You name it, 'The New Daughter's got it.
Stunningly detailed outdoor scenes, check. Murky, indistinguishable night scenes, check. Soft shots rendering fine detail unseen, check.
What I'm trying to say is that the VC-1-encoded 1080p transfer of 'The New Daughter' is all over the place when it comes to video quality. Some of the outdoor scenes, especially while Louisa is lying on the leaf-covered mound, are extremely detailed, with perfect color timing. Other times, mostly in the dimly lit house, contrast is runs the scale of manageable to horrendous. Delineation leaves much to be desired, as many actors' faces and bodies disappear into the surrounding darkness. It's just never consistent. It's what you would expect from a lower budget film, that's for sure. The inconsistent video quality, lends itself more toward a film that was meant to be shown on the SyFy channel late at night. While there are a few scenes in here that may give you reason to watch, most of the film is filled with soft shots, strange color timing, and unnoticeable detail. As for technical anomalies, banding does occur on occasion, and some source noise exists, but I didn't notice any blocking or aliasing.
The 5.1 PCM soundtrack provides a little more for your money. It's a worthy soundtrack for a film of this nature.

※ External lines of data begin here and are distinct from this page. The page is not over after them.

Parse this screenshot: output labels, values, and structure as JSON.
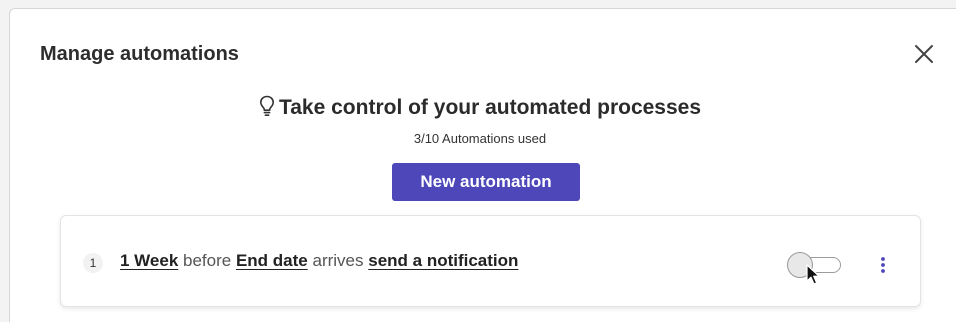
{
  "dialog": {
    "title": "Manage automations",
    "close_icon": "close-icon"
  },
  "header": {
    "icon": "lightbulb-icon",
    "headline": "Take control of your automated processes",
    "usage": "3/10 Automations used"
  },
  "actions": {
    "new_automation_label": "New automation",
    "accent_color": "#4e47b9"
  },
  "automations": [
    {
      "index": "1",
      "period": "1 Week",
      "text_before": "before",
      "field": "End date",
      "text_arrives": "arrives",
      "action": "send a notification",
      "enabled": false,
      "menu_icon": "more-vertical-icon"
    }
  ]
}
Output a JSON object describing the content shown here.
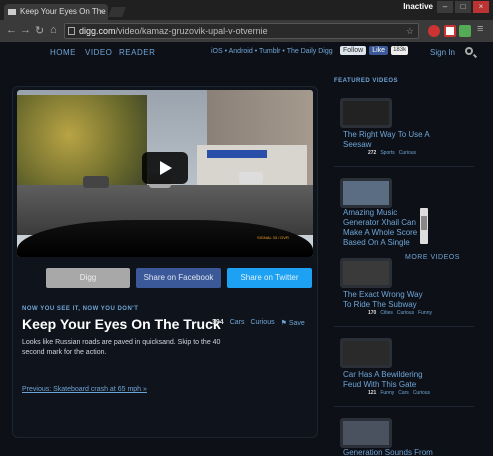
{
  "browser": {
    "tab_title": "Keep Your Eyes On The Tr",
    "tab_close": "×",
    "window_state": "Inactive",
    "win_min": "–",
    "win_max": "□",
    "win_close": "×",
    "url_host": "digg.com",
    "url_path": "/video/kamaz-gruzovik-upal-v-otvernie"
  },
  "nav": {
    "home": "HOME",
    "video": "VIDEO",
    "reader": "READER",
    "platforms": "iOS • Android • Tumblr • The Daily Digg",
    "follow": "Follow",
    "like": "Like",
    "like_count": "183k",
    "signin": "Sign In"
  },
  "article": {
    "kicker": "NOW YOU SEE IT, NOW YOU DON'T",
    "title": "Keep Your Eyes On The Truck",
    "description": "Looks like Russian roads are paved in quicksand. Skip to the 40 second mark for the action.",
    "count": "394",
    "tag1": "Cars",
    "tag2": "Curious",
    "save": "Save",
    "previous": "Previous: Skateboard crash at 65 mph »",
    "share_digg": "Digg",
    "share_facebook": "Share on Facebook",
    "share_twitter": "Share on Twitter",
    "video_stamp": "SIGNAL 33 / DVR"
  },
  "sidebar": {
    "heading": "FEATURED VIDEOS",
    "more": "MORE VIDEOS",
    "items": [
      {
        "title": "The Right Way To Use A Seesaw",
        "count": "272",
        "tag1": "Sports",
        "tag2": "Curious"
      },
      {
        "title": "Amazing Music Generator Xhail Can Make A Whole Score Based On A Single",
        "count": "",
        "tag1": "",
        "tag2": ""
      },
      {
        "title": "The Exact Wrong Way To Ride The Subway",
        "count": "170",
        "tag1": "Cities",
        "tag2": "Curious",
        "tag3": "Funny"
      },
      {
        "title": "Car Has A Bewildering Feud With This Gate",
        "count": "121",
        "tag1": "Funny",
        "tag2": "Cars",
        "tag3": "Curious"
      },
      {
        "title": "Generation Sounds From",
        "count": "",
        "tag1": "",
        "tag2": ""
      }
    ]
  },
  "colors": {
    "link": "#6fa5d6",
    "facebook": "#3b5998",
    "twitter": "#1da1f2",
    "digg_btn": "#a8a8a8"
  }
}
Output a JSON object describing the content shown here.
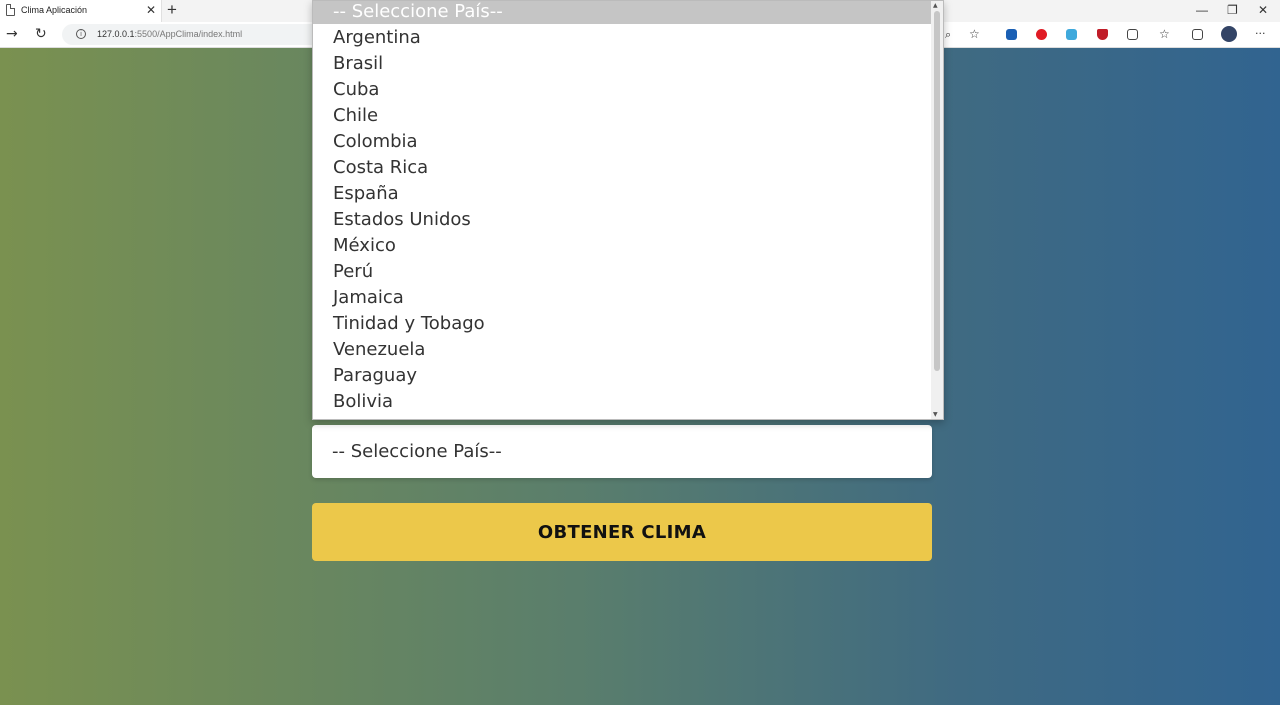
{
  "browser": {
    "tab_title": "Clima Aplicación",
    "tab_close": "✕",
    "new_tab": "+",
    "url_host": "127.0.0.1",
    "url_path": ":5500/AppClima/index.html",
    "win_minimize": "—",
    "win_restore": "❐",
    "win_close": "✕",
    "more": "···"
  },
  "page": {
    "country_select_value": "-- Seleccione País--",
    "submit_label": "OBTENER CLIMA"
  },
  "dropdown": {
    "selected_option": "-- Seleccione País--",
    "options": [
      "Argentina",
      "Brasil",
      "Cuba",
      "Chile",
      "Colombia",
      "Costa Rica",
      "España",
      "Estados Unidos",
      "México",
      "Perú",
      "Jamaica",
      "Tinidad y Tobago",
      "Venezuela",
      "Paraguay",
      "Bolivia"
    ]
  },
  "colors": {
    "gradient_start": "#7a9150",
    "gradient_end": "#316490",
    "button": "#ecc84a"
  }
}
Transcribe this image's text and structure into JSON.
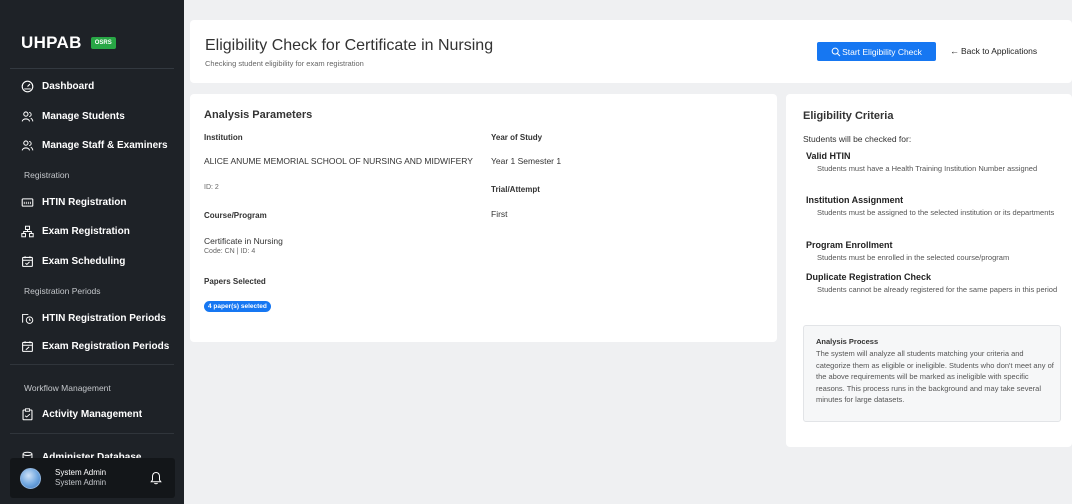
{
  "sidebar": {
    "brand": "UHPAB",
    "brand_badge": "OSRS",
    "items": [
      {
        "label": "Dashboard",
        "icon": "dashboard-icon"
      },
      {
        "label": "Manage Students",
        "icon": "users-icon"
      },
      {
        "label": "Manage Staff & Examiners",
        "icon": "users-icon"
      },
      {
        "label": "HTIN Registration",
        "icon": "id-card-icon"
      },
      {
        "label": "Exam Registration",
        "icon": "sitemap-icon"
      },
      {
        "label": "Exam Scheduling",
        "icon": "calendar-check-icon"
      },
      {
        "label": "HTIN Registration Periods",
        "icon": "clock-icon"
      },
      {
        "label": "Exam Registration Periods",
        "icon": "calendar-edit-icon"
      },
      {
        "label": "Activity Management",
        "icon": "clipboard-icon"
      },
      {
        "label": "Administer Database",
        "icon": "database-icon"
      }
    ],
    "sections": {
      "registration": "Registration",
      "registration_periods": "Registration Periods",
      "workflow": "Workflow Management"
    },
    "user": {
      "name": "System Admin",
      "role": "System Admin"
    }
  },
  "header": {
    "title": "Eligibility Check for Certificate in Nursing",
    "subtitle": "Checking student eligibility for exam registration",
    "start_button": "Start Eligibility Check",
    "back_link": "Back to Applications"
  },
  "analysis": {
    "title": "Analysis Parameters",
    "institution_label": "Institution",
    "institution_value": "ALICE ANUME MEMORIAL SCHOOL OF NURSING AND MIDWIFERY",
    "institution_id": "ID: 2",
    "course_label": "Course/Program",
    "course_value": "Certificate in Nursing",
    "course_code": "Code: CN | ID: 4",
    "papers_label": "Papers Selected",
    "papers_badge": "4 paper(s) selected",
    "year_label": "Year of Study",
    "year_value": "Year 1 Semester 1",
    "trial_label": "Trial/Attempt",
    "trial_value": "First"
  },
  "criteria": {
    "title": "Eligibility Criteria",
    "intro": "Students will be checked for:",
    "items": [
      {
        "title": "Valid HTIN",
        "desc": "Students must have a Health Training Institution Number assigned"
      },
      {
        "title": "Institution Assignment",
        "desc": "Students must be assigned to the selected institution or its departments"
      },
      {
        "title": "Program Enrollment",
        "desc": "Students must be enrolled in the selected course/program"
      },
      {
        "title": "Duplicate Registration Check",
        "desc": "Students cannot be already registered for the same papers in this period"
      }
    ],
    "process_title": "Analysis Process",
    "process_text": "The system will analyze all students matching your criteria and categorize them as eligible or ineligible. Students who don't meet any of the above requirements will be marked as ineligible with specific reasons. This process runs in the background and may take several minutes for large datasets."
  }
}
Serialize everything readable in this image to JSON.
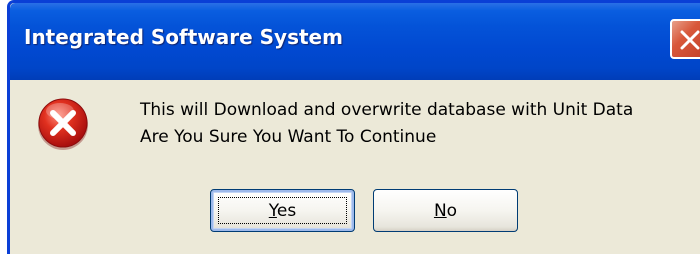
{
  "window": {
    "title": "Integrated Software System"
  },
  "message": {
    "line1": "This will Download and overwrite database with Unit Data",
    "line2": "Are You Sure You Want To Continue"
  },
  "buttons": {
    "yes": {
      "mnemonic": "Y",
      "rest": "es"
    },
    "no": {
      "mnemonic": "N",
      "rest": "o"
    }
  },
  "icons": {
    "close": "close-icon",
    "error": "error-icon"
  },
  "colors": {
    "titlebar": "#0453d8",
    "window_bg": "#ece9d8",
    "error_red": "#d81e1e",
    "close_red": "#d8583a"
  }
}
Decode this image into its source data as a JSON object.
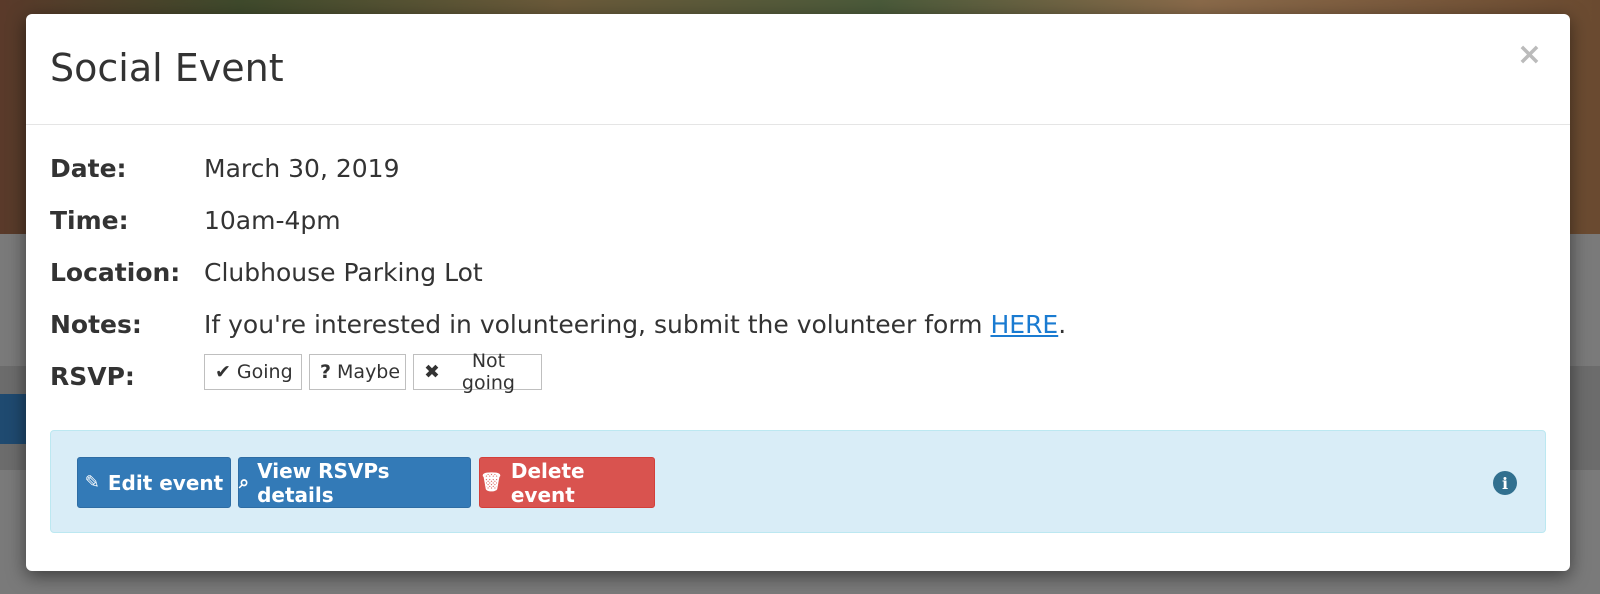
{
  "modal": {
    "title": "Social Event",
    "close_label": "×"
  },
  "details": {
    "date_label": "Date:",
    "date_value": "March 30, 2019",
    "time_label": "Time:",
    "time_value": "10am-4pm",
    "location_label": "Location:",
    "location_value": "Clubhouse Parking Lot",
    "notes_label": "Notes:",
    "notes_text": "If you're interested in volunteering, submit the volunteer form ",
    "notes_link": "HERE",
    "notes_end": ".",
    "rsvp_label": "RSVP:"
  },
  "rsvp": {
    "going": "Going",
    "maybe": "Maybe",
    "not_going": "Not going",
    "going_icon": "✔",
    "maybe_icon": "?",
    "not_going_icon": "✖"
  },
  "actions": {
    "edit": "Edit event",
    "view": "View RSVPs details",
    "delete": "Delete event",
    "edit_icon": "✎",
    "view_icon": "⌕",
    "delete_icon": "🗑",
    "info_icon": "i"
  },
  "colors": {
    "primary": "#337ab7",
    "danger": "#d9534f",
    "info_bg": "#d9edf7",
    "link": "#1a7bd1"
  }
}
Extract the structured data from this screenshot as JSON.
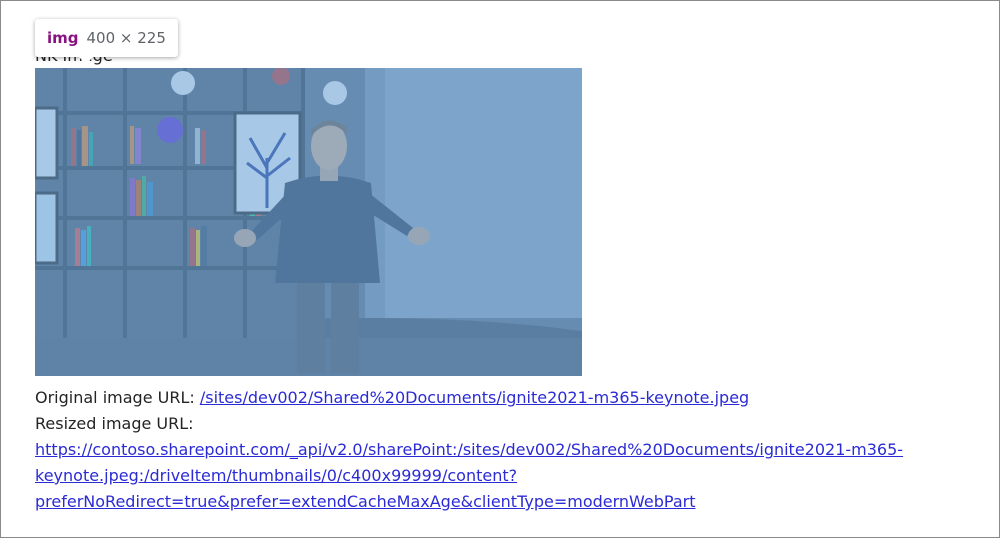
{
  "tooltip": {
    "tag": "img",
    "dimensions": "400 × 225"
  },
  "heading": {
    "text": "N‌K Image"
  },
  "image": {
    "alt": "Keynote speaker on stage in front of bookshelves"
  },
  "info": {
    "original_label": "Original image URL: ",
    "original_url": "/sites/dev002/Shared%20Documents/ignite2021-m365-keynote.jpeg",
    "resized_label": "Resized image URL:",
    "resized_url_line1": "https://contoso.sharepoint.com/_api/v2.0/sharePoint:/sites/dev002/Shared%20Documents/ignite2021-m365-",
    "resized_url_line2": "keynote.jpeg:/driveItem/thumbnails/0/c400x99999/content?",
    "resized_url_line3": "preferNoRedirect=true&prefer=extendCacheMaxAge&clientType=modernWebPart"
  },
  "colors": {
    "highlight": "#6fa8dc",
    "link": "#2b2bd6",
    "tag": "#881280"
  }
}
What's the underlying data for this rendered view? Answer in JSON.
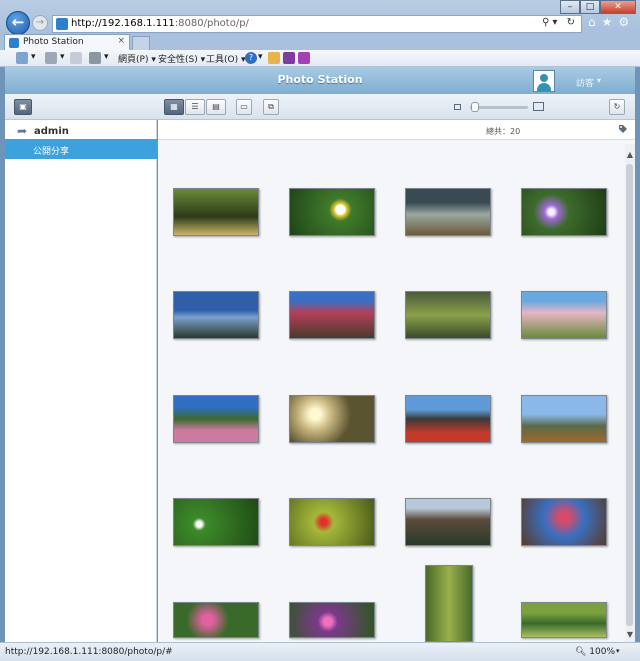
{
  "browser": {
    "url_host": "http://192.168.1.111",
    "url_path": ":8080/photo/p/",
    "tab_title": "Photo Station",
    "tab_close": "×",
    "back_glyph": "←",
    "forward_glyph": "→",
    "address_tools": "⚲▾ ↻",
    "right_icons": [
      "⌂",
      "★",
      "⚙"
    ],
    "window_controls": {
      "minimize": "–",
      "maximize": "□",
      "close": "✕"
    },
    "command_bar": {
      "page_menu": "網頁(P)",
      "safety_menu": "安全性(S)",
      "tools_menu": "工具(O)",
      "help_menu": "?"
    },
    "status_url": "http://192.168.1.111:8080/photo/p/#",
    "zoom": "100%"
  },
  "app": {
    "title": "Photo Station",
    "user_label": "訪客",
    "user_chevron": "▾",
    "toolbar": {
      "view_thumbnail_glyph": "▦",
      "view_list_glyph": "☰",
      "view_detail_glyph": "▤",
      "refresh_glyph": "↻"
    },
    "sidebar": {
      "user_name": "admin",
      "user_arrow": "➦",
      "items": [
        {
          "label": "公開分享",
          "selected": true
        }
      ]
    },
    "content": {
      "total_label": "總共：20",
      "photo_count": 20,
      "scroll_up": "▲",
      "scroll_down": "▼"
    },
    "colors": {
      "header": "#8fbad9",
      "selected_item": "#3ca1dd",
      "content_bg": "#f4f6f9"
    }
  }
}
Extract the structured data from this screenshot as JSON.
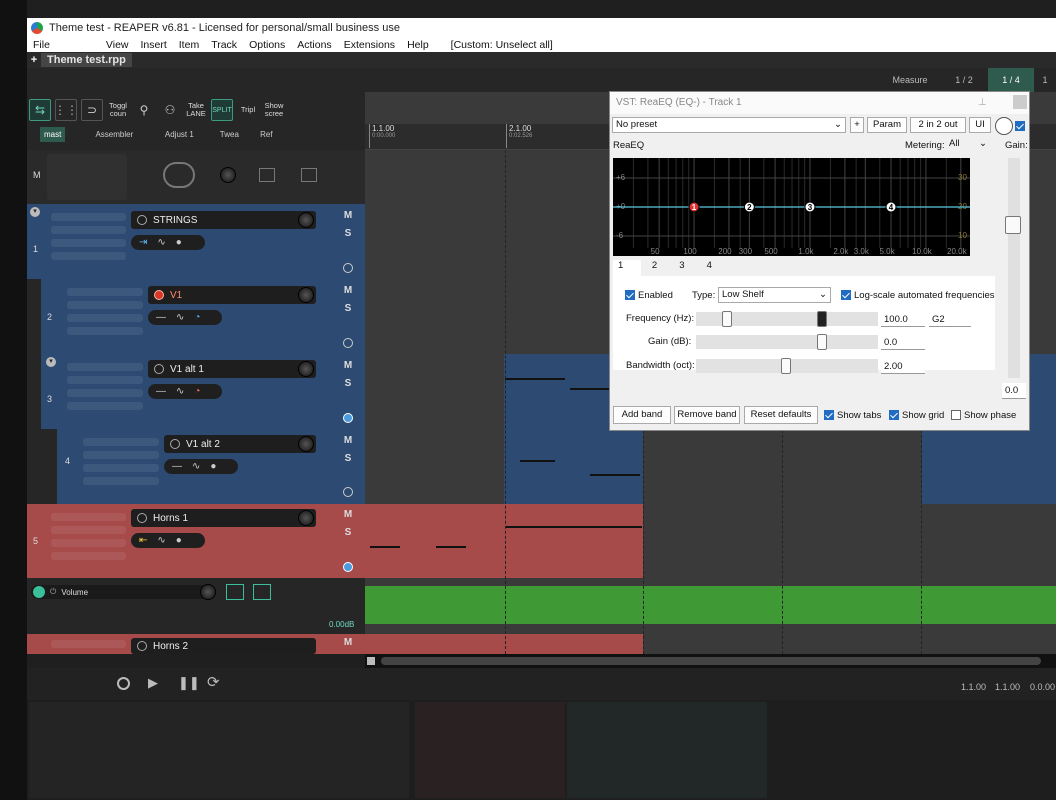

Eerie sounds, grunts, and growls fill every speaker, as you feel the creatures moving around the room. Off-screen sound effects like a creaking door or a cracking branch are handled with perfect directionality. A lot of the creepy sound effects, like the thunder claps just at the right time, are so terribly forced it's laughable, but they sound great. LFE also gets a healthy workout here, as most of the music provided is accompanied by deep threatening bass. Dialogue is a little soft, I found myself having to adjust my center speaker a tad to hear what was being said, especially the whispering. The problem here is that too much adjustment can lead to overwhelming sound effects, like the dialogue and the effects weren't quite mixed right. The sound effects boom, while the voices tend more to the softer side. It's a bit tricky to juggle. Overall, I was pretty impressed by 'The New Daugther's audio offerings. Nothing demo-worthy, but a serviceable track nonetheless that does more than an adequate job keeping the intense scenes intense.
'The New Daughter' got lost somewhere in the marketing machine. It's a somewhat decent thriller/horror film, but in the end it gets mired down in too many horror film clichés. The video is decent most of the time, and nigh unwatchable some of the time. The audio is the real treat here, it works well at creating a creep-infested atmosphere. There's nothing truly "special" in the bonus features, just the same old same old. 'The New Daughter' deserves to be seen, but only if you have nothing else to watch while you're home alone on a Saturday morning.